FDI from tax havens raises concerns about transfer pricing
June, 06th 2016
Experts have warned that foreign invested enterprises (FIEs) from tax havens may be conducting transfer pricing, and have urged state management agencies to investigate enterprises with ‘abnormal signs’.
Enterprises, through contracts on goods supply signed with legal entities in tax havens, could wrongly declare production costs higher than the real costs. This allows them to reduce the tax they have to pay in Vietnam.
Meanwhile, the real profit goes to the pocket of their holding companies in tax havens, where they don’t have to pay tax or only pay low tax thanks to preferential tax policies applied in countries.
Nguyen Van Toan, deputy chair of the Foreign Invested Enterprises’ Association, warned that if foreign investors from tax havens deliberately dodge the laws and conduct transfer pricing, this will have serious impact on Vietnam’s economy.
Toan said it was necessary for state management agencies to check all the foreign invested projects, no matter where they are from, to find out what projects have stopped operation, gone bankrupt or have been sold, so as to set up reasonable solutions.
Enterprises, through contracts on goods supply signed with legal entities in tax havens, could wrongly declare production costs higher than the real costs. This allows them to reduce the tax they have to pay in Vietnam. Do Thien Anh Tuan, a lecturer of the Fulbright Economics Teaching Program (FETP), said that based on Vietnamese laws, Vietnam can only consider inter-border transactions made by the people listed in the Panama Papers, including transactions on services, goods and currencies, to find out if the transactions were declared in a transparent way as demanded by the law.
Vietnam also can check if the investments observe regulations on licensing and go within the permitted fields, and if there were business activities or transactions of goods and services with overseas entities.

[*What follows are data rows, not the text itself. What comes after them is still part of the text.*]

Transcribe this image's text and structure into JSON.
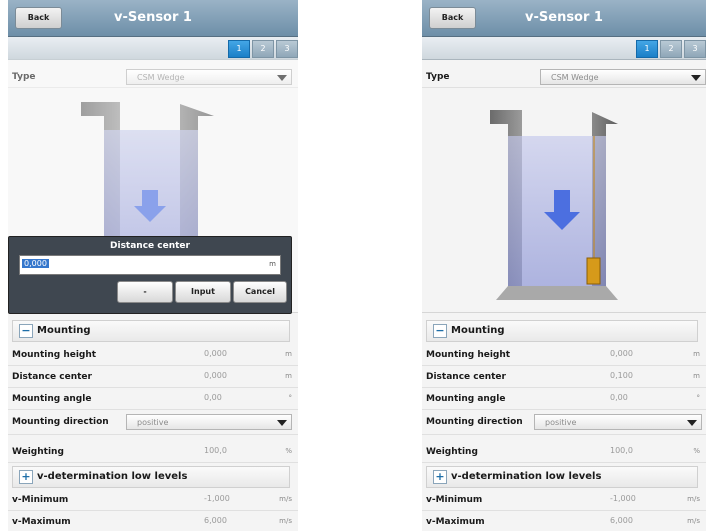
{
  "screens": [
    {
      "title": "v-Sensor 1",
      "back_label": "Back",
      "pages": [
        "1",
        "2",
        "3"
      ],
      "type_label": "Type",
      "type_value": "CSM Wedge",
      "mounting_label": "Mounting",
      "fields": [
        {
          "label": "Mounting height",
          "value": "0,000",
          "unit": "m"
        },
        {
          "label": "Distance center",
          "value": "0,000",
          "unit": "m"
        },
        {
          "label": "Mounting angle",
          "value": "0,00",
          "unit": "°"
        }
      ],
      "direction_label": "Mounting direction",
      "direction_value": "positive",
      "weighting_label": "Weighting",
      "weighting_value": "100,0",
      "weighting_unit": "%",
      "low_levels_label": "v-determination low levels",
      "vmin_label": "v-Minimum",
      "vmin_value": "-1,000",
      "vmin_unit": "m/s",
      "vmax_label": "v-Maximum",
      "vmax_value": "6,000",
      "vmax_unit": "m/s",
      "dialog": {
        "title": "Distance center",
        "input_value": "0,000",
        "input_unit": "m",
        "minus_label": "-",
        "input_label": "Input",
        "cancel_label": "Cancel"
      }
    },
    {
      "title": "v-Sensor 1",
      "back_label": "Back",
      "pages": [
        "1",
        "2",
        "3"
      ],
      "type_label": "Type",
      "type_value": "CSM Wedge",
      "mounting_label": "Mounting",
      "fields": [
        {
          "label": "Mounting height",
          "value": "0,000",
          "unit": "m"
        },
        {
          "label": "Distance center",
          "value": "0,100",
          "unit": "m"
        },
        {
          "label": "Mounting angle",
          "value": "0,00",
          "unit": "°"
        }
      ],
      "direction_label": "Mounting direction",
      "direction_value": "positive",
      "weighting_label": "Weighting",
      "weighting_value": "100,0",
      "weighting_unit": "%",
      "low_levels_label": "v-determination low levels",
      "vmin_label": "v-Minimum",
      "vmin_value": "-1,000",
      "vmin_unit": "m/s",
      "vmax_label": "v-Maximum",
      "vmax_value": "6,000",
      "vmax_unit": "m/s"
    }
  ],
  "icons": {
    "dropdown": "triangle-down-icon",
    "collapse": "minus-icon",
    "expand": "plus-icon",
    "flow": "flow-arrow-icon",
    "sensor": "sensor-icon"
  },
  "colors": {
    "titlebar": "#7b9bb2",
    "active_page": "#2d90d6",
    "dialog": "#3f4750",
    "selection": "#3577cc",
    "sensor": "#d69a1a"
  }
}
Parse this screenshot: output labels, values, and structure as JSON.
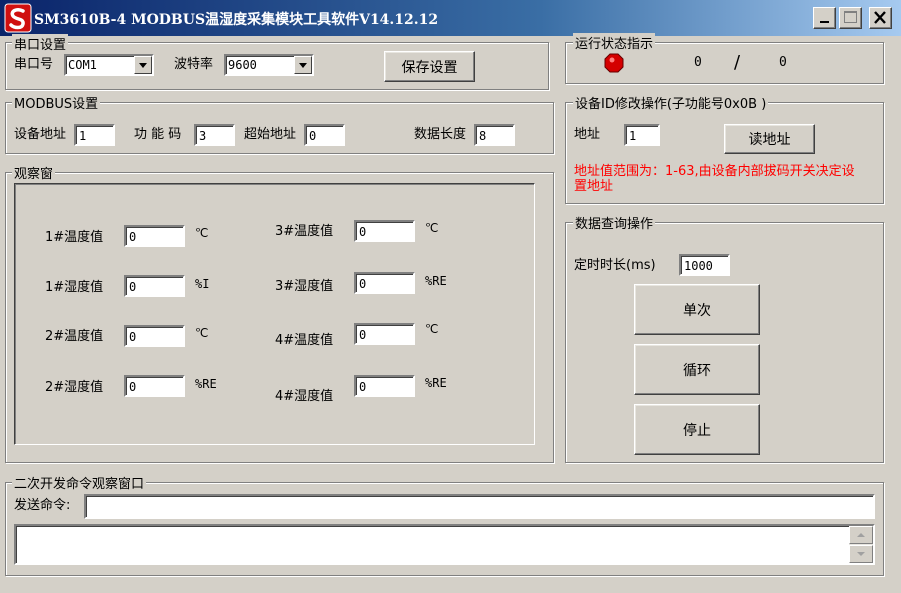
{
  "window": {
    "title": "SM3610B-4 MODBUS温湿度采集模块工具软件V14.12.12",
    "min_label": "_",
    "close_label": "✕"
  },
  "serial": {
    "group_title": "串口设置",
    "port_label": "串口号",
    "port_value": "COM1",
    "baud_label": "波特率",
    "baud_value": "9600",
    "save_button": "保存设置"
  },
  "status": {
    "group_title": "运行状态指示",
    "count_a": "0",
    "separator": "/",
    "count_b": "0",
    "led_color": "#e00000"
  },
  "modbus": {
    "group_title": "MODBUS设置",
    "dev_addr_label": "设备地址",
    "dev_addr_value": "1",
    "func_label": "功 能 码",
    "func_value": "3",
    "start_addr_label": "超始地址",
    "start_addr_value": "0",
    "data_len_label": "数据长度",
    "data_len_value": "8"
  },
  "device_id": {
    "group_title": "设备ID修改操作(子功能号0x0B )",
    "addr_label": "地址",
    "addr_value": "1",
    "read_button": "读地址",
    "note": "地址值范围为：1-63,由设备内部拔码开关决定设置地址"
  },
  "observe": {
    "group_title": "观察窗",
    "rows": [
      {
        "label": "1#温度值",
        "value": "0",
        "unit": "℃"
      },
      {
        "label": "1#湿度值",
        "value": "0",
        "unit": "%I"
      },
      {
        "label": "2#温度值",
        "value": "0",
        "unit": "℃"
      },
      {
        "label": "2#湿度值",
        "value": "0",
        "unit": "%RE"
      },
      {
        "label": "3#温度值",
        "value": "0",
        "unit": "℃"
      },
      {
        "label": "3#湿度值",
        "value": "0",
        "unit": "%RE"
      },
      {
        "label": "4#温度值",
        "value": "0",
        "unit": "℃"
      },
      {
        "label": "4#湿度值",
        "value": "0",
        "unit": "%RE"
      }
    ]
  },
  "query": {
    "group_title": "数据查询操作",
    "timer_label": "定时时长(ms)",
    "timer_value": "1000",
    "single_button": "单次",
    "loop_button": "循环",
    "stop_button": "停止"
  },
  "console": {
    "group_title": "二次开发命令观察窗口",
    "send_label": "发送命令:",
    "send_value": "",
    "output_value": ""
  }
}
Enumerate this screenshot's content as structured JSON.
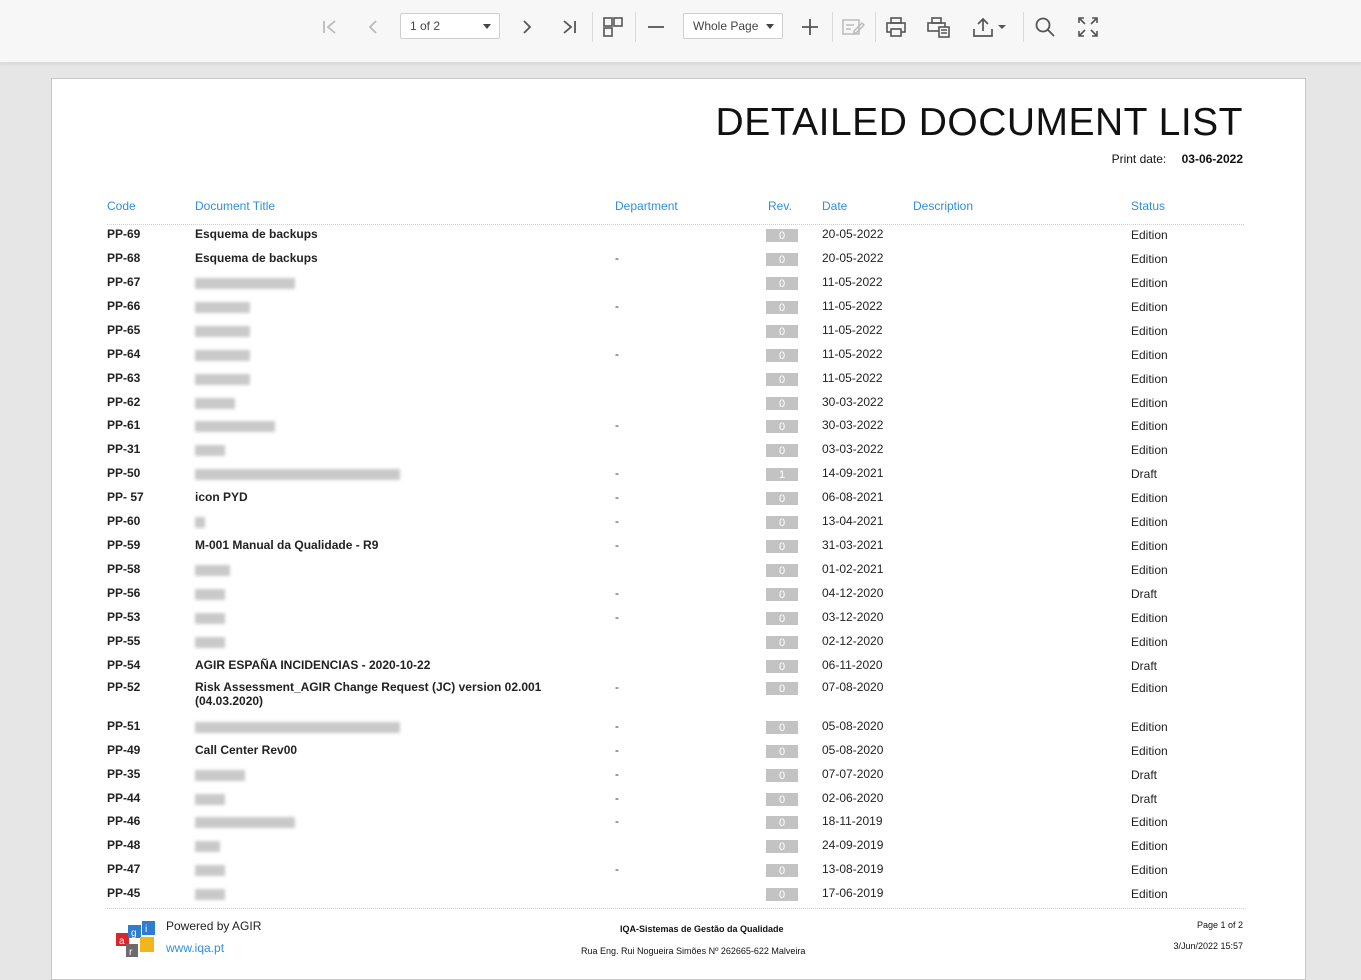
{
  "toolbar": {
    "page_select": "1 of 2",
    "zoom_select": "Whole Page"
  },
  "report": {
    "title": "DETAILED DOCUMENT LIST",
    "print_date_label": "Print date:",
    "print_date": "03-06-2022",
    "columns": {
      "code": "Code",
      "title": "Document Title",
      "department": "Department",
      "rev": "Rev.",
      "date": "Date",
      "description": "Description",
      "status": "Status"
    },
    "rows": [
      {
        "code": "PP-69",
        "title": "Esquema de backups",
        "dept": "",
        "rev": "0",
        "date": "20-05-2022",
        "status": "Edition"
      },
      {
        "code": "PP-68",
        "title": "Esquema de backups",
        "dept": "-",
        "rev": "0",
        "date": "20-05-2022",
        "status": "Edition"
      },
      {
        "code": "PP-67",
        "title": "",
        "dept": "",
        "rev": "0",
        "date": "11-05-2022",
        "status": "Edition"
      },
      {
        "code": "PP-66",
        "title": "",
        "dept": "-",
        "rev": "0",
        "date": "11-05-2022",
        "status": "Edition"
      },
      {
        "code": "PP-65",
        "title": "",
        "dept": "",
        "rev": "0",
        "date": "11-05-2022",
        "status": "Edition"
      },
      {
        "code": "PP-64",
        "title": "",
        "dept": "-",
        "rev": "0",
        "date": "11-05-2022",
        "status": "Edition"
      },
      {
        "code": "PP-63",
        "title": "",
        "dept": "",
        "rev": "0",
        "date": "11-05-2022",
        "status": "Edition"
      },
      {
        "code": "PP-62",
        "title": "",
        "dept": "",
        "rev": "0",
        "date": "30-03-2022",
        "status": "Edition"
      },
      {
        "code": "PP-61",
        "title": "",
        "dept": "-",
        "rev": "0",
        "date": "30-03-2022",
        "status": "Edition"
      },
      {
        "code": "PP-31",
        "title": "",
        "dept": "",
        "rev": "0",
        "date": "03-03-2022",
        "status": "Edition"
      },
      {
        "code": "PP-50",
        "title": "",
        "dept": "-",
        "rev": "1",
        "date": "14-09-2021",
        "status": "Draft"
      },
      {
        "code": "PP- 57",
        "title": "icon PYD",
        "dept": "-",
        "rev": "0",
        "date": "06-08-2021",
        "status": "Edition"
      },
      {
        "code": "PP-60",
        "title": "",
        "dept": "-",
        "rev": "0",
        "date": "13-04-2021",
        "status": "Edition"
      },
      {
        "code": "PP-59",
        "title": "M-001 Manual da Qualidade - R9",
        "dept": "-",
        "rev": "0",
        "date": "31-03-2021",
        "status": "Edition"
      },
      {
        "code": "PP-58",
        "title": "",
        "dept": "",
        "rev": "0",
        "date": "01-02-2021",
        "status": "Edition"
      },
      {
        "code": "PP-56",
        "title": "",
        "dept": "-",
        "rev": "0",
        "date": "04-12-2020",
        "status": "Draft"
      },
      {
        "code": "PP-53",
        "title": "",
        "dept": "-",
        "rev": "0",
        "date": "03-12-2020",
        "status": "Edition"
      },
      {
        "code": "PP-55",
        "title": "",
        "dept": "",
        "rev": "0",
        "date": "02-12-2020",
        "status": "Edition"
      },
      {
        "code": "PP-54",
        "title": "AGIR ESPAÑA INCIDENCIAS - 2020-10-22",
        "dept": "",
        "rev": "0",
        "date": "06-11-2020",
        "status": "Draft"
      },
      {
        "code": "PP-52",
        "title": "Risk Assessment_AGIR Change Request (JC) version 02.001 (04.03.2020)",
        "dept": "-",
        "rev": "0",
        "date": "07-08-2020",
        "status": "Edition"
      },
      {
        "code": "PP-51",
        "title": "",
        "dept": "-",
        "rev": "0",
        "date": "05-08-2020",
        "status": "Edition"
      },
      {
        "code": "PP-49",
        "title": "Call Center Rev00",
        "dept": "-",
        "rev": "0",
        "date": "05-08-2020",
        "status": "Edition"
      },
      {
        "code": "PP-35",
        "title": "",
        "dept": "-",
        "rev": "0",
        "date": "07-07-2020",
        "status": "Draft"
      },
      {
        "code": "PP-44",
        "title": "",
        "dept": "-",
        "rev": "0",
        "date": "02-06-2020",
        "status": "Draft"
      },
      {
        "code": "PP-46",
        "title": "",
        "dept": "-",
        "rev": "0",
        "date": "18-11-2019",
        "status": "Edition"
      },
      {
        "code": "PP-48",
        "title": "",
        "dept": "",
        "rev": "0",
        "date": "24-09-2019",
        "status": "Edition"
      },
      {
        "code": "PP-47",
        "title": "",
        "dept": "-",
        "rev": "0",
        "date": "13-08-2019",
        "status": "Edition"
      },
      {
        "code": "PP-45",
        "title": "",
        "dept": "",
        "rev": "0",
        "date": "17-06-2019",
        "status": "Edition"
      }
    ],
    "footer": {
      "powered": "Powered by AGIR",
      "site": "www.iqa.pt",
      "company": "IQA-Sistemas de Gestão da Qualidade",
      "address": "Rua Eng. Rui Nogueira Simões Nº 262665-622 Malveira",
      "page": "Page 1 of 2",
      "timestamp": "3/Jun/2022 15:57",
      "logo_letters": [
        "a",
        "g",
        "i",
        "r"
      ]
    }
  }
}
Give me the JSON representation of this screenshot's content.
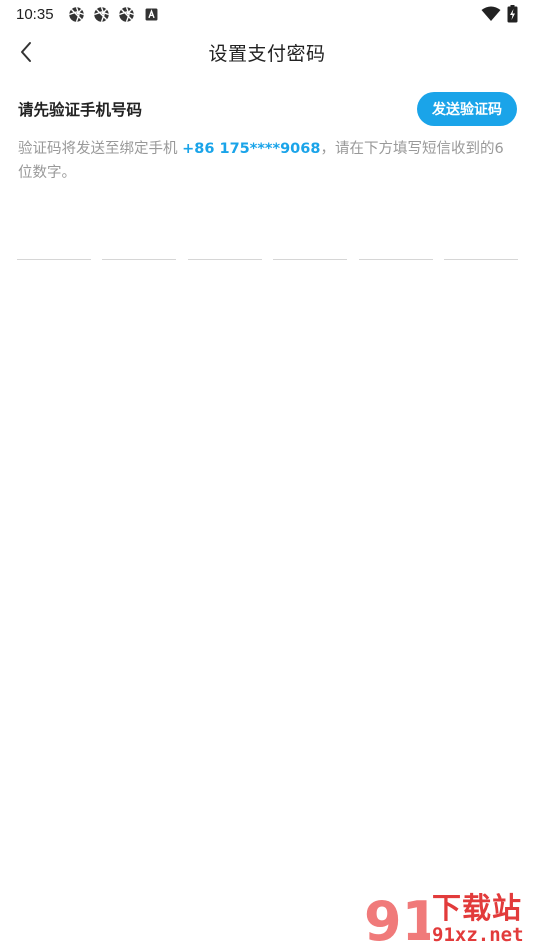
{
  "status_bar": {
    "time": "10:35",
    "notification_icons": [
      "aperture-icon",
      "aperture-icon",
      "aperture-icon",
      "a-badge-icon"
    ],
    "system_icons": [
      "wifi-icon",
      "battery-charging-icon"
    ]
  },
  "header": {
    "title": "设置支付密码",
    "back_icon": "chevron-left-icon"
  },
  "verify": {
    "prompt": "请先验证手机号码",
    "send_button": "发送验证码"
  },
  "info": {
    "prefix": "验证码将发送至绑定手机 ",
    "phone": "+86 175****9068",
    "suffix": "，请在下方填写短信收到的6位数字。"
  },
  "code_inputs": [
    "",
    "",
    "",
    "",
    "",
    ""
  ],
  "watermark": {
    "mark": "91",
    "title": "下载站",
    "url": "91xz.net"
  },
  "colors": {
    "accent": "#1aa4e9",
    "text_primary": "#222222",
    "text_secondary": "#999999",
    "input_line": "#d6d6d6",
    "watermark": "#e23b3b"
  }
}
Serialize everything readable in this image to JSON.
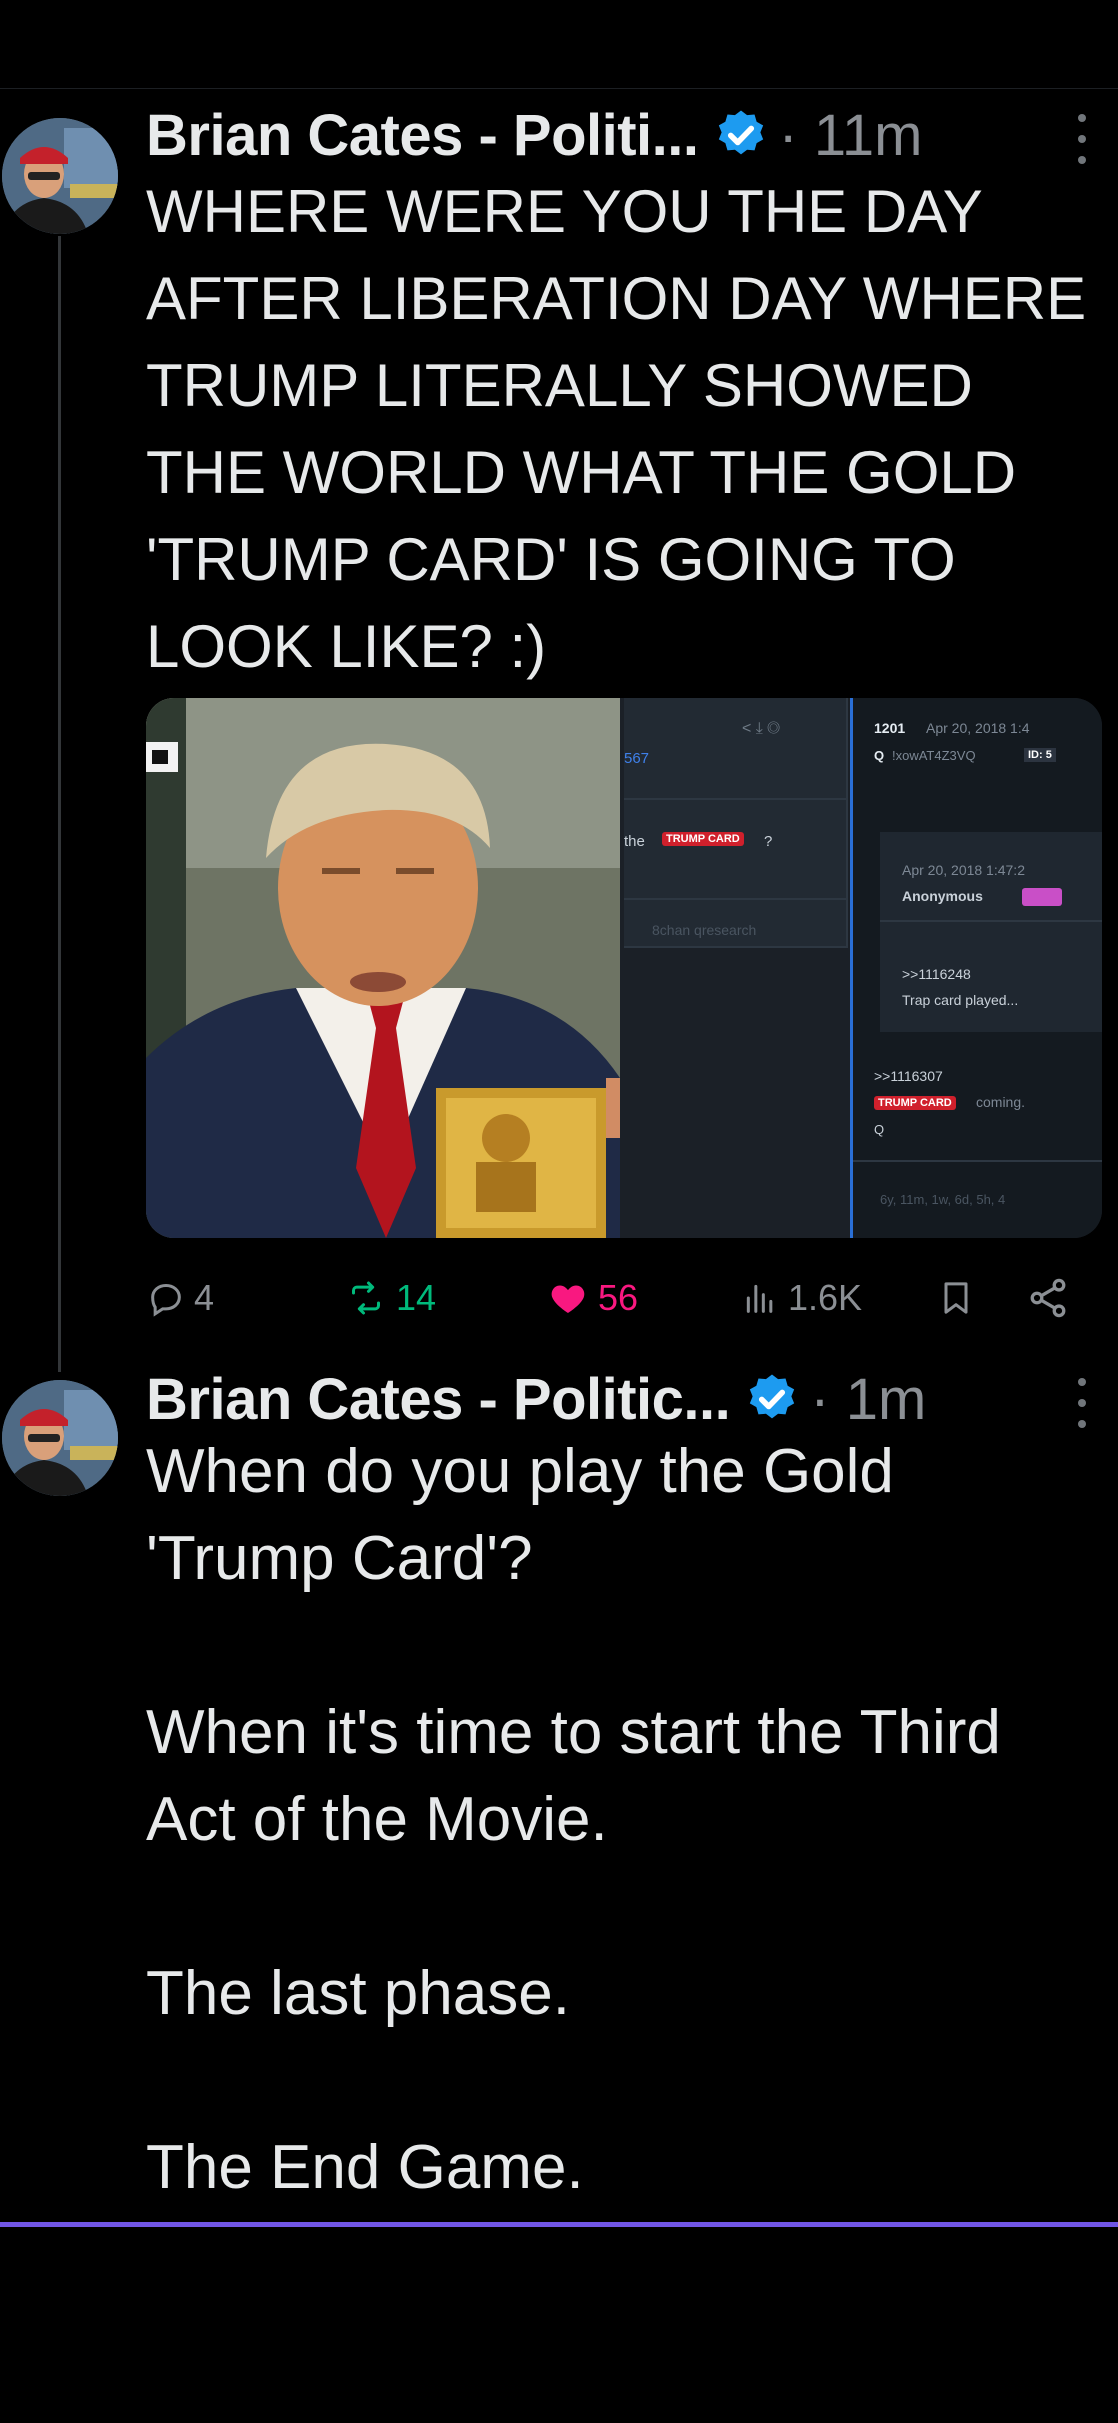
{
  "posts": [
    {
      "author": "Brian Cates - Politi...",
      "time": "· 11m",
      "lines": [
        "WHERE WERE YOU THE DAY",
        "AFTER LIBERATION DAY WHERE",
        "TRUMP LITERALLY SHOWED",
        "THE WORLD WHAT THE GOLD",
        "'TRUMP CARD' IS GOING TO",
        "LOOK LIKE? :)"
      ],
      "stats": {
        "replies": "4",
        "reposts": "14",
        "likes": "56",
        "views": "1.6K"
      }
    },
    {
      "author": "Brian Cates - Politic...",
      "time": "· 1m",
      "lines": [
        "When do you play the Gold",
        "'Trump Card'?",
        "",
        "When it's time to start the Third",
        "Act of the Movie.",
        "",
        "The last phase.",
        "",
        "The End Game."
      ]
    }
  ],
  "media": {
    "board_post_ref": "567",
    "board_snippet": "the",
    "trump_card_tag": "TRUMP CARD",
    "trump_card_suffix": "?",
    "board_name": "8chan qresearch",
    "post_number": "1201",
    "post_date": "Apr 20, 2018 1:4",
    "q_label": "Q",
    "trip_code": "!xowAT4Z3VQ",
    "id_tag": "ID: 5",
    "reply_date": "Apr 20, 2018 1:47:2",
    "reply_author": "Anonymous",
    "reply_ref1": ">>1116248",
    "reply_text1": "Trap card played...",
    "reply_ref2": ">>1116307",
    "reply_text2": "coming.",
    "reply_sign": "Q",
    "age_text": "6y, 11m, 1w, 6d, 5h, 4"
  },
  "colors": {
    "verified": "#1d9bf0",
    "like": "#f91880",
    "repost": "#00ba7c",
    "accent_bar": "#7156e6"
  }
}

One of the typical characteristics of the businesses set up in tax havens to avoid tax is that they don’t carry out any production and business activities. The investors only register legal entities to serve their tricks of avoiding tax.
Tuan said in order to find out if the individuals listed in the Panama Papers committed dubious acts, it is necessary to define their taxable income in Vietnam before they transfer money to tax havens.
Tuan noted that in the BOP (balance of payments) shown on the State Bank of Vietnam’s website, the ‘errors and omissions’ column usually shows high figures.
“This shows that a big volume of foreign currencies go abroad without declaration which is not taken into account in BOP,” Tuan said.